With John Buccigross as a client, more members of the media began to take me seriously and it allowed me access and opportunity that I normally never would have had. As my clients progressed and became more well known I made it a point to make all of them available to the media for everything. Any time someone in the media needed a quote or wanted interview I made it a point to make my clients available in a flash.
But what does an agent do with all these raw materials? The interviews and stories? Well, my company has a file for each client that the agency represents. Each file contains every piece of media that I can get my hands on. Those files are scanned and eventually power point presentations, brochures, and even full blown books are created for each one of my clients. These materials are then sent to absolutely every company on earth in hopes of securing endorsement contracts for our players. Without the media, it would be significantly more difficult in marketing my clients. If I were to contact a company and all they had to rely on were statistics and the my word I don’t think I would have close to the number of endorsement contracts on the books that I have now. And those contracts that I have been able to secure for my clients have probably kept me in business more than anything because when a player is in the minor leagues he needs to generate as much off the field revenue as possible to stay financially afloat. Not every player signs for a 6 or 7 figure bonus so aside from their salary, all a minor league players has to survive on is off the field revenue. Aside from on the field performance, this process is heavily added and starts with the media. So with all that being said I believe it is imperative to have a positive relationship with everyone involved in the media whether it be radio, television, internet, or print.
The media can make players a great deal of money but they can also prevent a player from making money. An agents relationship with members of the media can greatly assist a players career by potentially helping that player earn additional off the field revenue. If an agent has a poor relationship with the media or even simply ignores them, it can very negatively affect a players career. It is very important to note that an agent should never ever try to outshine his clients. No player ever wants to compete with his agent for the spotlight. If an agent is able to walk that line in addition to assisting the media with their job, a player can greatly benefit financially from that agent/media relationship.
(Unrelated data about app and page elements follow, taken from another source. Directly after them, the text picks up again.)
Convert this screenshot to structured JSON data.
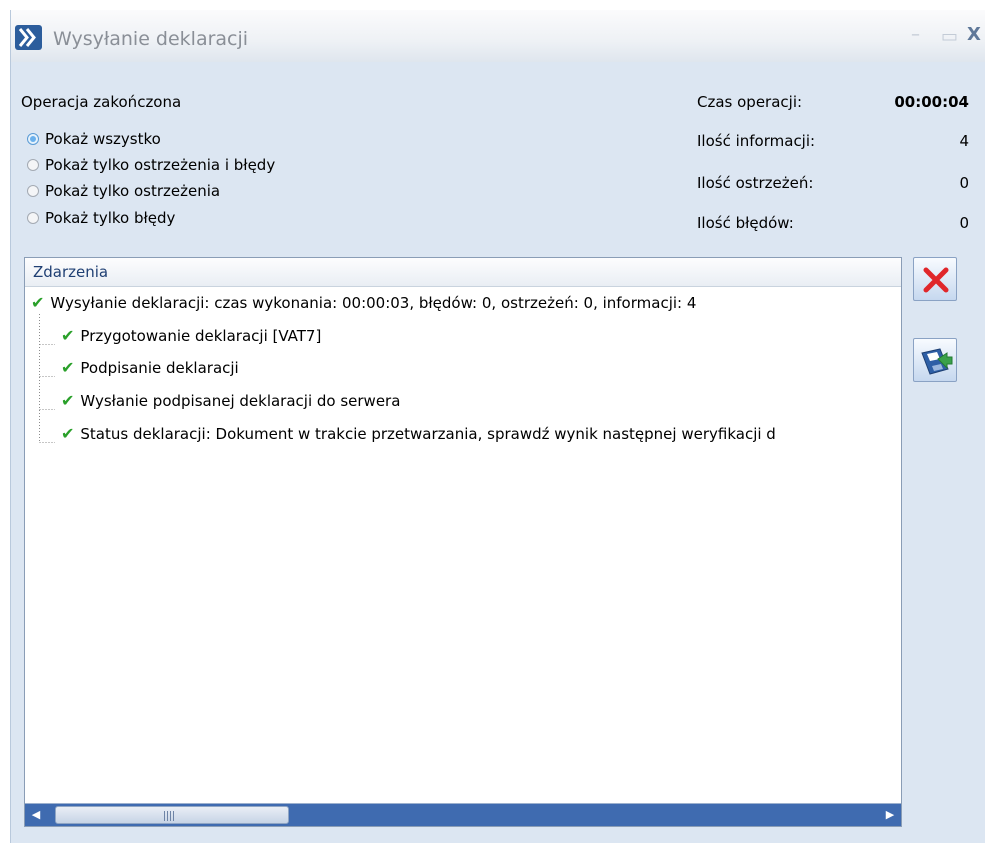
{
  "window": {
    "title": "Wysyłanie deklaracji",
    "controls": {
      "minimize": "–",
      "maximize": "▭",
      "close": "X"
    }
  },
  "status": "Operacja zakończona",
  "filters": {
    "options": [
      {
        "label": "Pokaż wszystko",
        "checked": true
      },
      {
        "label": "Pokaż tylko ostrzeżenia i błędy",
        "checked": false
      },
      {
        "label": "Pokaż tylko ostrzeżenia",
        "checked": false
      },
      {
        "label": "Pokaż tylko błędy",
        "checked": false
      }
    ]
  },
  "stats": {
    "time_label": "Czas operacji:",
    "time_value": "00:00:04",
    "info_label": "Ilość informacji:",
    "info_value": "4",
    "warn_label": "Ilość ostrzeżeń:",
    "warn_value": "0",
    "err_label": "Ilość błędów:",
    "err_value": "0"
  },
  "events": {
    "header": "Zdarzenia",
    "root": "Wysyłanie deklaracji: czas wykonania: 00:00:03, błędów: 0, ostrzeżeń: 0, informacji: 4",
    "children": [
      "Przygotowanie deklaracji [VAT7]",
      "Podpisanie deklaracji",
      "Wysłanie podpisanej deklaracji do serwera",
      "Status deklaracji: Dokument w trakcie przetwarzania, sprawdź wynik następnej weryfikacji d"
    ]
  },
  "colors": {
    "check": "#2aa02a",
    "accent": "#3f6bb0",
    "close_red": "#e0262a"
  },
  "icons": {
    "check": "✔",
    "scroll_left": "◀",
    "scroll_right": "▶"
  }
}
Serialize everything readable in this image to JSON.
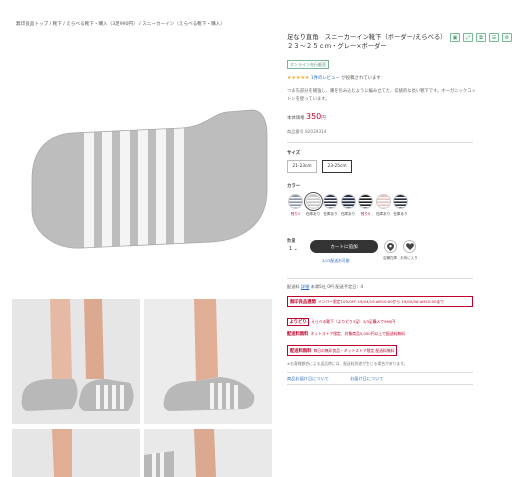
{
  "breadcrumb": "無印良品トップ / 靴下 / えらべる靴下・購入（3足990円） / スニーカーイン（えらべる靴下・購入）",
  "product": {
    "title": "足なり直角　スニーカーイン靴下（ボーダー/えらべる）　２３～２５ｃｍ・グレー×ボーダー",
    "badge": "オンライン先行販売",
    "stars": "★★★★★",
    "review_link": "1件のレビュー",
    "review_text": "が投稿されています",
    "description": "つま先部分を補強し、踵を包み込むように編み立てた、伝統的な長い靴下です。オーガニックコットンを使っています。",
    "price_prefix": "本体価格",
    "price": "350",
    "price_unit": "円",
    "product_id": "商品番号 82029314"
  },
  "toolbar": {
    "icons": [
      "bookmark-icon",
      "share-icon",
      "copy-icon",
      "list-icon",
      "settings-icon"
    ]
  },
  "size": {
    "label": "サイズ",
    "options": [
      "21-23cm",
      "23-25cm"
    ],
    "selected": "23-25cm"
  },
  "color": {
    "label": "カラー",
    "swatches": [
      {
        "label": "残り1",
        "red": true,
        "bg": "#8b96a8",
        "stripe": "#ffffff"
      },
      {
        "label": "在庫あり",
        "red": false,
        "bg": "#c5c5c5",
        "stripe": "#ffffff"
      },
      {
        "label": "在庫あり",
        "red": false,
        "bg": "#2c3550",
        "stripe": "#ffffff"
      },
      {
        "label": "在庫あり",
        "red": false,
        "bg": "#1e2a44",
        "stripe": "#e8e8e8"
      },
      {
        "label": "残り5",
        "red": true,
        "bg": "#222222",
        "stripe": "#ffffff"
      },
      {
        "label": "在庫あり",
        "red": false,
        "bg": "#e8c4bf",
        "stripe": "#ffffff"
      },
      {
        "label": "在庫あり",
        "red": false,
        "bg": "#2a2f3e",
        "stripe": "#ffffff"
      }
    ]
  },
  "cart": {
    "qty_label": "数量",
    "qty_value": "1",
    "button": "カートに追加",
    "store_stock": "店舗在庫",
    "favorite": "お気に入り",
    "sub_link": "3/13配送お可能"
  },
  "shipping": {
    "text_a": "配送料",
    "link": "詳細",
    "text_b": "未満5社 0円",
    "text_c": "配送予定日：4"
  },
  "promos": [
    {
      "tag": "無印良品週間",
      "text": "メンバー限定10%OFF 19/04/19 AM10:00から 19/05/06 AM10:00まで"
    },
    {
      "tag": "よりどり",
      "text": "えらべる靴下（よりどり3足）3/3足購入で990円"
    },
    {
      "tag": "配送料無料",
      "text": "ネットストア限定、対象商品5,000円以上で配送料無料"
    },
    {
      "tag": "配送料無料",
      "text": "毎日の無印良品・ネットストア限定 配送料無料"
    }
  ],
  "note": "※お客様都合による返品時には、配送料別途が生じる場合があります。",
  "links": [
    "商品お届け日について",
    "お届け日について"
  ]
}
And as one dear friend told me several years ago when I told him I’d make him famous, “I don’t want to be famous, I want to be rich”.